An IVF baby for each of the years that Bourn Hall’s Essex clinic has been open came to celebrate the clinic’s 5th anniversary with the world’s first test-tube baby, Louise Brown.
A new exhibition at the Fitzwilliam Museum in Cambridge, ‘Real Families: Stories of Change’, asks us to consider what makes a family today, and the impact our families have on us, through the eyes of contemporary artists.
When the world’s first ‘test-tube’ baby was born there was some disbelief among scientific colleagues about the miraculous birth; now a new book provides the ‘missing’ evidence.
The life of embryologist Jean Purdy is being remembered this Mother’s Day with the dedication of a plaque at Bourn Hall near Cambridge.
The first two babies have been born following an initiative by IVF Babble to donate free cycles IVF. Bourn Hall is the latest clinic to contribute a cycle of treatment.
Louise Brown today laid flowers on a new memorial to first clinical embryologist Jean Purdy, IVF pioneer and cofounder of Bourn Hall.
Dr Kay Elder is to talk at Fertility Fest. In 1984 she joined Bourn Hall, the world’s first IVF clinic, established by Patrick Steptoe and Robert Edwards after their breakthrough with ‘test-tube’ baby Louise Brown.
Fertility treatment at Bourn Hall has come a long way since its founders success with the first “test-tube baby” conceived 40 years ago, but as National Fertility Awareness Week reveals there is still much to do.

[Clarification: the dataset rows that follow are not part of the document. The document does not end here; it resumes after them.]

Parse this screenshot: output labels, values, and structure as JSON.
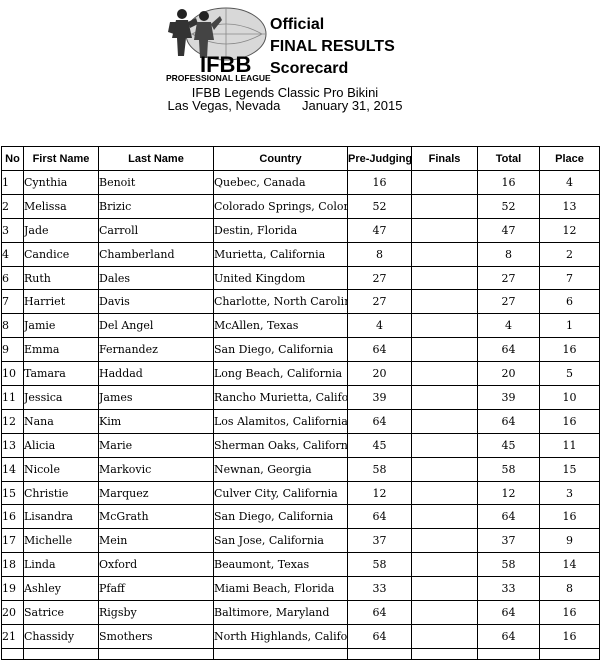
{
  "document": {
    "title_line1": "Official",
    "title_line2": "FINAL RESULTS",
    "title_line3": "Scorecard",
    "event": "IFBB Legends Classic Pro Bikini",
    "location": "Las Vegas, Nevada",
    "date": "January 31, 2015"
  },
  "logo": {
    "main": "IFBB",
    "sub": "PROFESSIONAL LEAGUE"
  },
  "table": {
    "headers": {
      "no": "No",
      "first": "First Name",
      "last": "Last Name",
      "country": "Country",
      "prejudging": "Pre-Judging",
      "finals": "Finals",
      "total": "Total",
      "place": "Place"
    },
    "rows": [
      {
        "no": "1",
        "first": "Cynthia",
        "last": "Benoit",
        "country": "Quebec, Canada",
        "prejudging": "16",
        "finals": "",
        "total": "16",
        "place": "4"
      },
      {
        "no": "2",
        "first": "Melissa",
        "last": "Brizic",
        "country": "Colorado Springs, Colorado",
        "prejudging": "52",
        "finals": "",
        "total": "52",
        "place": "13"
      },
      {
        "no": "3",
        "first": "Jade",
        "last": "Carroll",
        "country": "Destin, Florida",
        "prejudging": "47",
        "finals": "",
        "total": "47",
        "place": "12"
      },
      {
        "no": "4",
        "first": "Candice",
        "last": "Chamberland",
        "country": "Murietta, California",
        "prejudging": "8",
        "finals": "",
        "total": "8",
        "place": "2"
      },
      {
        "no": "6",
        "first": "Ruth",
        "last": "Dales",
        "country": "United Kingdom",
        "prejudging": "27",
        "finals": "",
        "total": "27",
        "place": "7"
      },
      {
        "no": "7",
        "first": "Harriet",
        "last": "Davis",
        "country": "Charlotte, North Carolina",
        "prejudging": "27",
        "finals": "",
        "total": "27",
        "place": "6"
      },
      {
        "no": "8",
        "first": "Jamie",
        "last": "Del Angel",
        "country": "McAllen, Texas",
        "prejudging": "4",
        "finals": "",
        "total": "4",
        "place": "1"
      },
      {
        "no": "9",
        "first": "Emma",
        "last": "Fernandez",
        "country": "San Diego, California",
        "prejudging": "64",
        "finals": "",
        "total": "64",
        "place": "16"
      },
      {
        "no": "10",
        "first": "Tamara",
        "last": "Haddad",
        "country": "Long Beach, California",
        "prejudging": "20",
        "finals": "",
        "total": "20",
        "place": "5"
      },
      {
        "no": "11",
        "first": "Jessica",
        "last": "James",
        "country": "Rancho Murietta, California",
        "prejudging": "39",
        "finals": "",
        "total": "39",
        "place": "10"
      },
      {
        "no": "12",
        "first": "Nana",
        "last": "Kim",
        "country": "Los Alamitos, California",
        "prejudging": "64",
        "finals": "",
        "total": "64",
        "place": "16"
      },
      {
        "no": "13",
        "first": "Alicia",
        "last": "Marie",
        "country": "Sherman Oaks, California",
        "prejudging": "45",
        "finals": "",
        "total": "45",
        "place": "11"
      },
      {
        "no": "14",
        "first": "Nicole",
        "last": "Markovic",
        "country": "Newnan, Georgia",
        "prejudging": "58",
        "finals": "",
        "total": "58",
        "place": "15"
      },
      {
        "no": "15",
        "first": "Christie",
        "last": "Marquez",
        "country": "Culver City, California",
        "prejudging": "12",
        "finals": "",
        "total": "12",
        "place": "3"
      },
      {
        "no": "16",
        "first": "Lisandra",
        "last": "McGrath",
        "country": "San Diego, California",
        "prejudging": "64",
        "finals": "",
        "total": "64",
        "place": "16"
      },
      {
        "no": "17",
        "first": "Michelle",
        "last": "Mein",
        "country": "San Jose, California",
        "prejudging": "37",
        "finals": "",
        "total": "37",
        "place": "9"
      },
      {
        "no": "18",
        "first": "Linda",
        "last": "Oxford",
        "country": "Beaumont, Texas",
        "prejudging": "58",
        "finals": "",
        "total": "58",
        "place": "14"
      },
      {
        "no": "19",
        "first": "Ashley",
        "last": "Pfaff",
        "country": "Miami Beach, Florida",
        "prejudging": "33",
        "finals": "",
        "total": "33",
        "place": "8"
      },
      {
        "no": "20",
        "first": "Satrice",
        "last": "Rigsby",
        "country": "Baltimore, Maryland",
        "prejudging": "64",
        "finals": "",
        "total": "64",
        "place": "16"
      },
      {
        "no": "21",
        "first": "Chassidy",
        "last": "Smothers",
        "country": "North Highlands, California",
        "prejudging": "64",
        "finals": "",
        "total": "64",
        "place": "16"
      }
    ]
  }
}
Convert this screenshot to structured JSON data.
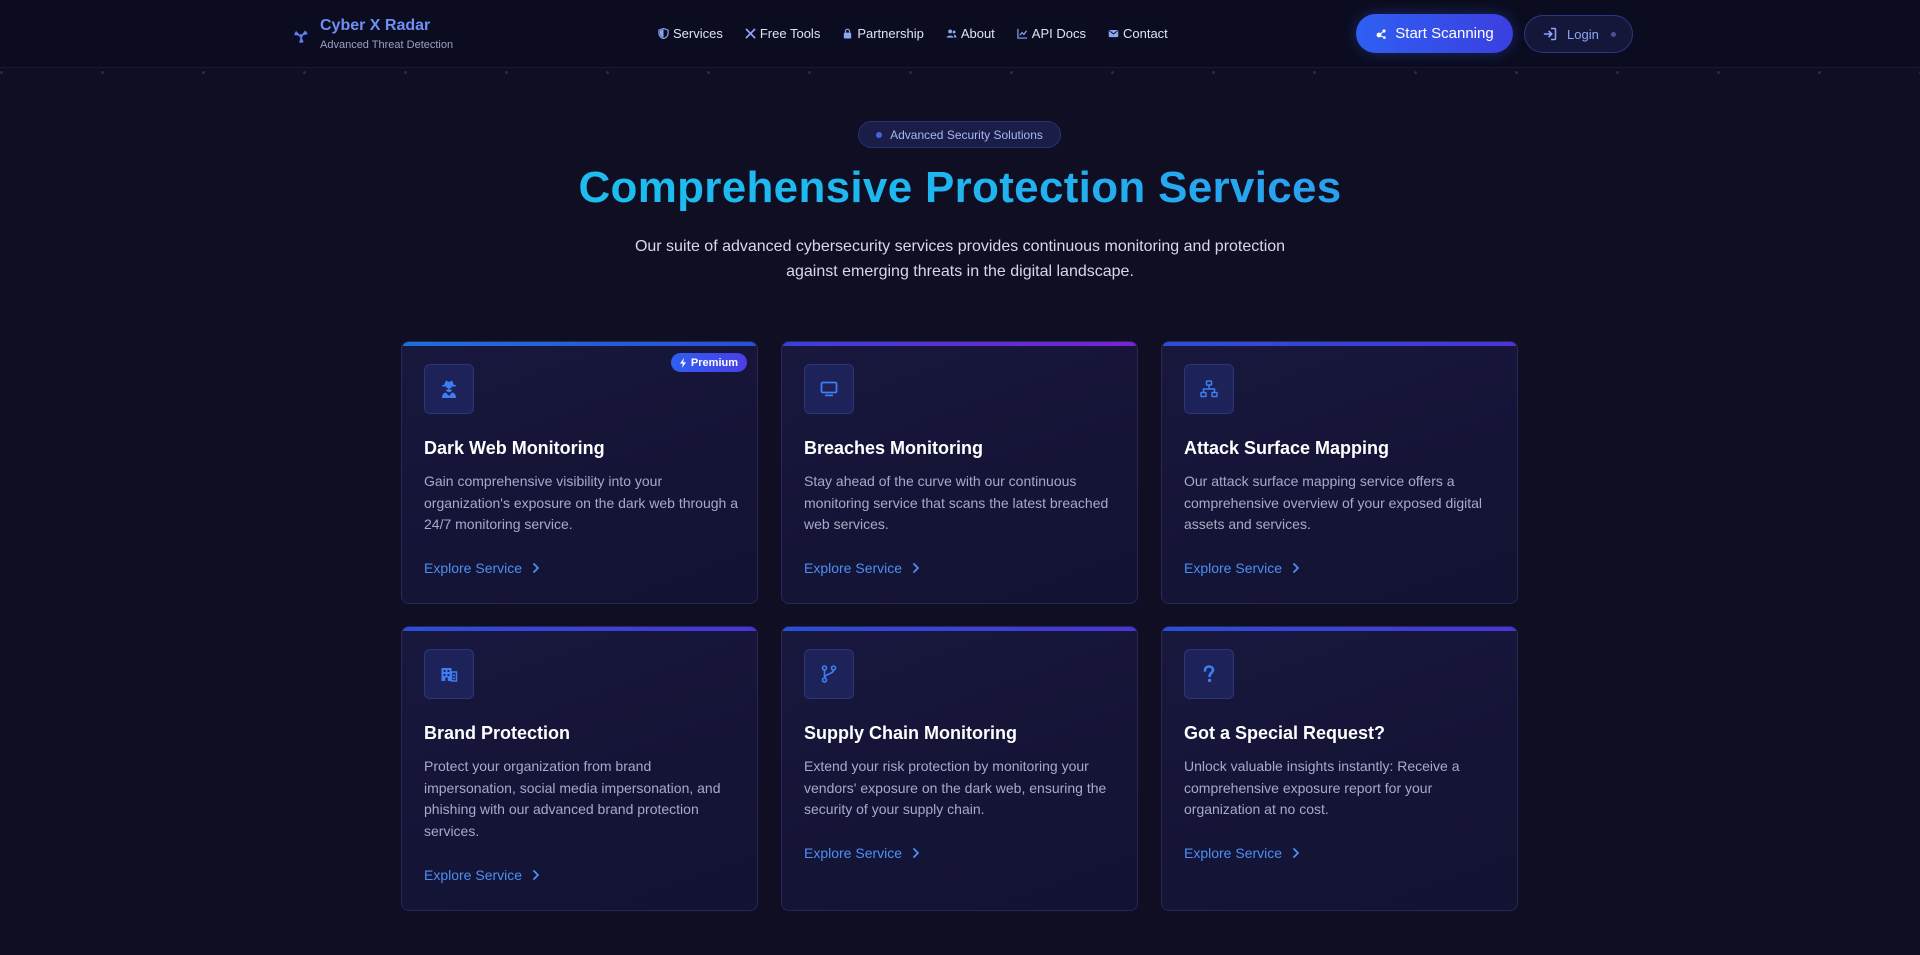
{
  "header": {
    "brand_title": "Cyber X Radar",
    "brand_subtitle": "Advanced Threat Detection",
    "nav": [
      {
        "label": "Services",
        "icon": "shield-icon"
      },
      {
        "label": "Free Tools",
        "icon": "tools-icon"
      },
      {
        "label": "Partnership",
        "icon": "lock-icon"
      },
      {
        "label": "About",
        "icon": "users-icon"
      },
      {
        "label": "API Docs",
        "icon": "chart-line-icon"
      },
      {
        "label": "Contact",
        "icon": "envelope-icon"
      }
    ],
    "start_button": "Start Scanning",
    "login_button": "Login"
  },
  "hero": {
    "pill": "Advanced Security Solutions",
    "title": "Comprehensive Protection Services",
    "description": "Our suite of advanced cybersecurity services provides continuous monitoring and protection against emerging threats in the digital landscape."
  },
  "cards": [
    {
      "title": "Dark Web Monitoring",
      "description": "Gain comprehensive visibility into your organization's exposure on the dark web through a 24/7 monitoring service.",
      "link": "Explore Service",
      "badge": "Premium",
      "icon": "user-secret-icon",
      "accent": [
        "#1e6fd9",
        "#2a4fd8"
      ]
    },
    {
      "title": "Breaches Monitoring",
      "description": "Stay ahead of the curve with our continuous monitoring service that scans the latest breached web services.",
      "link": "Explore Service",
      "icon": "monitor-icon",
      "accent": [
        "#3b3fd8",
        "#7a22d6"
      ]
    },
    {
      "title": "Attack Surface Mapping",
      "description": "Our attack surface mapping service offers a comprehensive overview of your exposed digital assets and services.",
      "link": "Explore Service",
      "icon": "network-icon",
      "accent": [
        "#2a4fd8",
        "#4a34d8"
      ]
    },
    {
      "title": "Brand Protection",
      "description": "Protect your organization from brand impersonation, social media impersonation, and phishing with our advanced brand protection services.",
      "link": "Explore Service",
      "icon": "building-icon",
      "accent": [
        "#2a4fd8",
        "#4a34d8"
      ]
    },
    {
      "title": "Supply Chain Monitoring",
      "description": "Extend your risk protection by monitoring your vendors' exposure on the dark web, ensuring the security of your supply chain.",
      "link": "Explore Service",
      "icon": "code-branch-icon",
      "accent": [
        "#2a4fd8",
        "#4a34d8"
      ]
    },
    {
      "title": "Got a Special Request?",
      "description": "Unlock valuable insights instantly: Receive a comprehensive exposure report for your organization at no cost.",
      "link": "Explore Service",
      "icon": "question-icon",
      "accent": [
        "#2a4fd8",
        "#4a34d8"
      ]
    }
  ]
}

World’s first test-tube baby Louise Brown, born nearly 40 years ago in the UK as a result of a medical breakthrough by IVF pioneers Steptoe and Edwards, has flown to Chicago to finally meet Elizabeth Jordan Carr who made history three years later as the USA’s first IVF baby.